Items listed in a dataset

◆ ◆ ◆ ◆ ◆ ◆ ◆

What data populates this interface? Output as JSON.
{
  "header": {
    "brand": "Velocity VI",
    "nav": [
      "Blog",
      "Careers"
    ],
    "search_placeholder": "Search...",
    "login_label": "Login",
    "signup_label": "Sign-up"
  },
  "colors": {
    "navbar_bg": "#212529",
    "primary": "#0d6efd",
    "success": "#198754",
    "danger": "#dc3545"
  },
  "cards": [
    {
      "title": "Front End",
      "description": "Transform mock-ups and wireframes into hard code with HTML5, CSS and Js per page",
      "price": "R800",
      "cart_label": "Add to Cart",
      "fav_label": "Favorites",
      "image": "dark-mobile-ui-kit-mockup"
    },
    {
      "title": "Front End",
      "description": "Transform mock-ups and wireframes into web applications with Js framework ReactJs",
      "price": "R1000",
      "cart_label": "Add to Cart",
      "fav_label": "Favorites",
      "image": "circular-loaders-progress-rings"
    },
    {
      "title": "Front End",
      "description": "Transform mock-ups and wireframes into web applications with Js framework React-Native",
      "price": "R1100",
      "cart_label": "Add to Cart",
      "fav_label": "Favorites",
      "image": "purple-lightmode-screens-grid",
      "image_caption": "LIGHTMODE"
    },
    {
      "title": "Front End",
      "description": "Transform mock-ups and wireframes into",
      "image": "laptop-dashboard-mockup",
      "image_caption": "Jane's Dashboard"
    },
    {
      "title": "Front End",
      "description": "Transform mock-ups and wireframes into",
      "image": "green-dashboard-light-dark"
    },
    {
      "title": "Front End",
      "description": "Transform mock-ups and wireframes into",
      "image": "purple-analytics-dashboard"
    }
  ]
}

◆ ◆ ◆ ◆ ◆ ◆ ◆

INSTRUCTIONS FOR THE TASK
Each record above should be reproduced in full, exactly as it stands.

SOLUTION FOR THIS PROBLEM
What data populates this interface? Output as JSON.
{
  "header": {
    "brand": "Velocity VI",
    "nav": [
      "Blog",
      "Careers"
    ],
    "search_placeholder": "Search...",
    "login_label": "Login",
    "signup_label": "Sign-up"
  },
  "colors": {
    "navbar_bg": "#212529",
    "primary": "#0d6efd",
    "success": "#198754",
    "danger": "#dc3545"
  },
  "cards": [
    {
      "title": "Front End",
      "description": "Transform mock-ups and wireframes into hard code with HTML5, CSS and Js per page",
      "price": "R800",
      "cart_label": "Add to Cart",
      "fav_label": "Favorites",
      "image": "dark-mobile-ui-kit-mockup"
    },
    {
      "title": "Front End",
      "description": "Transform mock-ups and wireframes into web applications with Js framework ReactJs",
      "price": "R1000",
      "cart_label": "Add to Cart",
      "fav_label": "Favorites",
      "image": "circular-loaders-progress-rings"
    },
    {
      "title": "Front End",
      "description": "Transform mock-ups and wireframes into web applications with Js framework React-Native",
      "price": "R1100",
      "cart_label": "Add to Cart",
      "fav_label": "Favorites",
      "image": "purple-lightmode-screens-grid",
      "image_caption": "LIGHTMODE"
    },
    {
      "title": "Front End",
      "description": "Transform mock-ups and wireframes into",
      "image": "laptop-dashboard-mockup",
      "image_caption": "Jane's Dashboard"
    },
    {
      "title": "Front End",
      "description": "Transform mock-ups and wireframes into",
      "image": "green-dashboard-light-dark"
    },
    {
      "title": "Front End",
      "description": "Transform mock-ups and wireframes into",
      "image": "purple-analytics-dashboard"
    }
  ]
}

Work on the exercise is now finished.